The Conservatives' current instincts towards buses aren't new; Margaret Thatcher is often credited with saying that anyone over the age of 26 who uses buses "can count himself as a failure". This inability to imagine how the lives of others might differ from your own - a lack of basic human empathy - has been a severe hindrance in the long-term development of a good strategy for funding public services such as unprofitable local bus routes.
Central government gives bus services less legal protection than other council services, so that when overall council funding is cut, bus services are also reduced.2. It's the council-funded ones that are of most critical value, because they're the unprofitable routes serving the most remote and spare users, who are also not served by the rail network. Yet, it's these exact services that have the least support from central government, who exclusively favours the commercially successful routes to the extent that even the new Bus Services Act (2017) still ties bus funding to commercial contracts, as does a 2021 bus funding push.
In the midst of the failure of the commercial model, the Conservative MP Michelle Donelan wrote to her fellow, the Secretary of State for Transport, mentioning that Wiltshire, like other areas, are feeling the squeeze on public services, and pointing out that "subsidised bus services are not a statutory service, but are used when it is not economically viable for a commercial operator to run a local service that councils believe are needed".
She notes that "a significant number of my constituents have raised concerns" about the loss of services, in particular about the impact on the elderly and disabled residents. It seems that she hears the problems: local councils don't have enough money to maintain the services, and it is impacting on people's lives.
But her solution is not less of the hands-off Conservatism that got us into this mess, but rather for more corporate involvement and the removal of public funds altogether:
“I strongly believe that the future of Wiltshire´s bus service would be greatly enhanced by the ability to adopt an enhanced partnership across the county. An enhanced partnership will help ensure that all services are operated by commercial companies, with no subsidy from taxpayers, but the contracts are to run specific services as set out by a Local Transport Board, which would bring together the councils, residents associations and industry experts.”

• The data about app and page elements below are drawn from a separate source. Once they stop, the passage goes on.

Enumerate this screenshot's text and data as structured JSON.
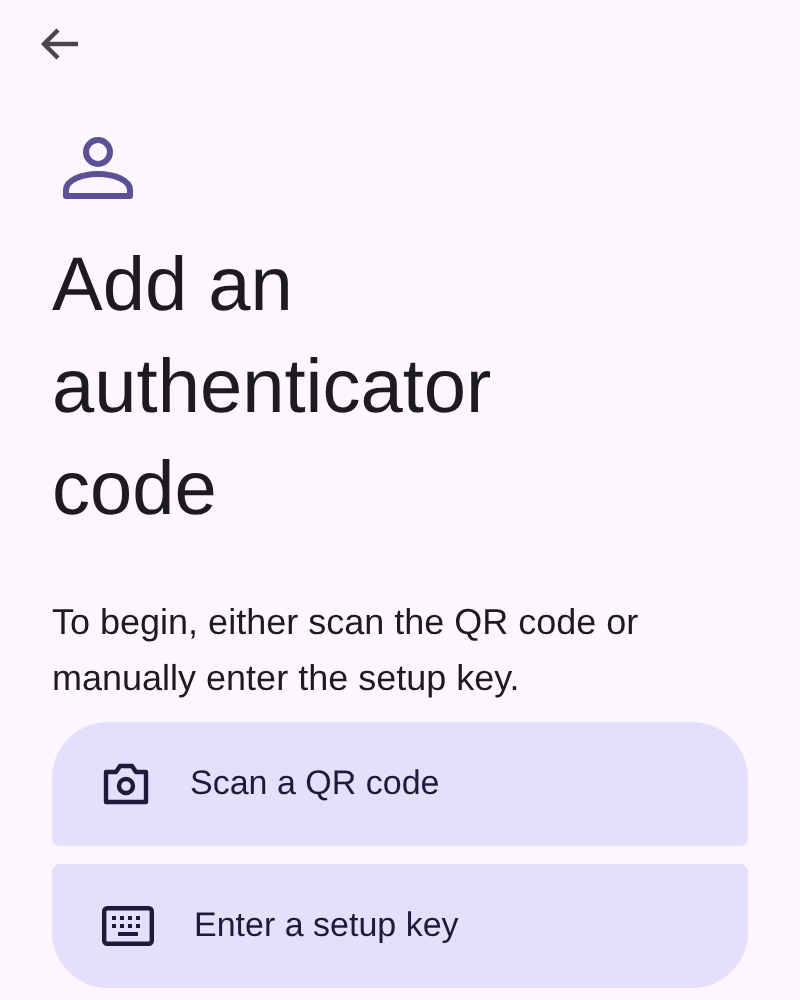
{
  "title": "Add an authenticator code",
  "description": "To begin, either scan the QR code or manually enter the setup key.",
  "options": [
    {
      "kind": "camera",
      "label": "Scan a QR code"
    },
    {
      "kind": "keyboard",
      "label": "Enter a setup key"
    }
  ]
}
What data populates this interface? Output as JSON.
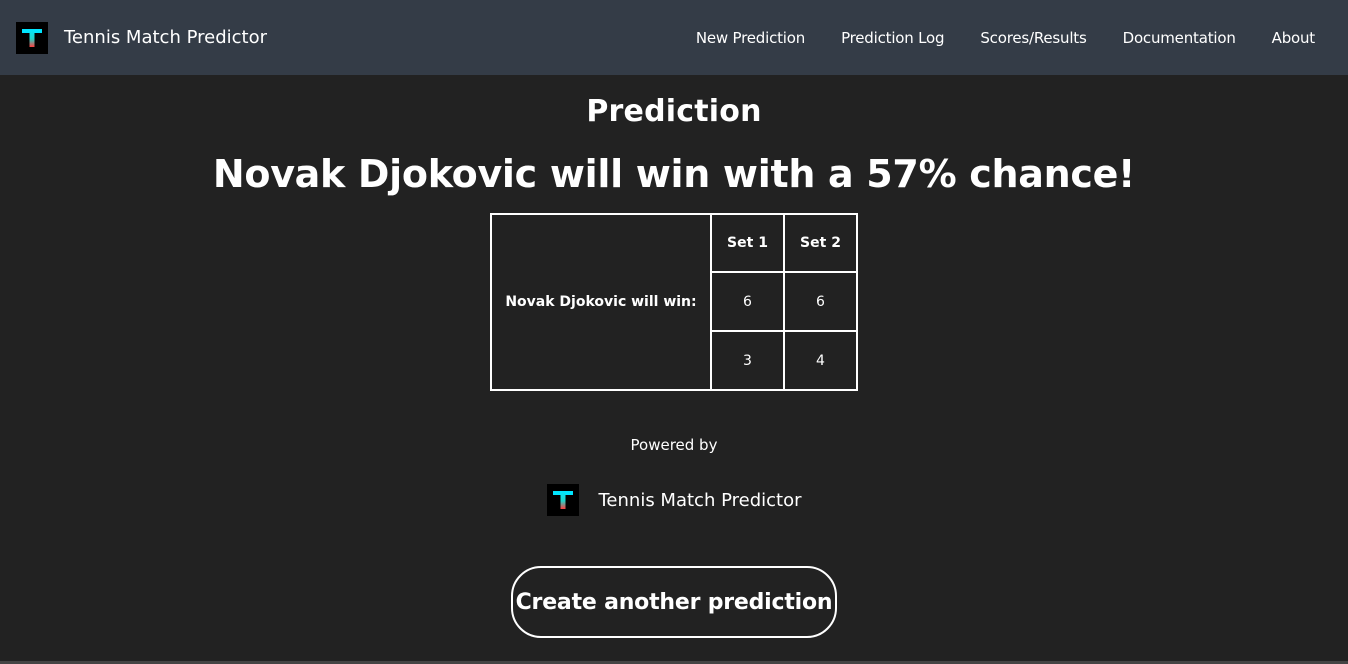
{
  "navbar": {
    "brand": "Tennis Match Predictor",
    "links": [
      "New Prediction",
      "Prediction Log",
      "Scores/Results",
      "Documentation",
      "About"
    ]
  },
  "main": {
    "heading": "Prediction",
    "result": "Novak Djokovic will win with a 57% chance!",
    "table": {
      "headers": [
        "Set 1",
        "Set 2"
      ],
      "row_label": "Novak Djokovic will win:",
      "rows": [
        [
          "6",
          "6"
        ],
        [
          "3",
          "4"
        ]
      ]
    },
    "powered_by": "Powered by",
    "footer_brand": "Tennis Match Predictor",
    "cta_label": "Create another prediction"
  },
  "colors": {
    "background": "#222222",
    "navbar": "#343c47",
    "logo_top": "#00e5ff",
    "logo_bottom": "#ff3d3d"
  },
  "icons": {
    "logo": "tennis-t-logo-icon"
  }
}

It's hard to really see what's going on, because aside from some positive-thinking about the commercialist model, her letter doesn't include any factual breakdowns of which companies would want to pay into loss-making services, nor, which of those services in particular would be cut as a result of the complete removal of taxpayer money. Her instinct, fed by the Conservative approach to services in general, was that the solution should be the reduction of public funding.
But I'm not sure at all that Michelle Donelan knew what was coming in terms of government action, because in 2021, the Government had relented and promised to restore £3bn of the funding of public bus services13, under the guide of the Enhanced Partnerships that sees the money go to commercial operators as long as they promise to improve services in accordance with a locally agreed plan14. The strategy states "there can be no return to a situation where services are planned on a purely commercial basis"15. To keep to her word in her letter, she'd have to reject any of that money, but, the funding is required because the commercial model of bus services doesn't work, except on some routes in cities are large towns.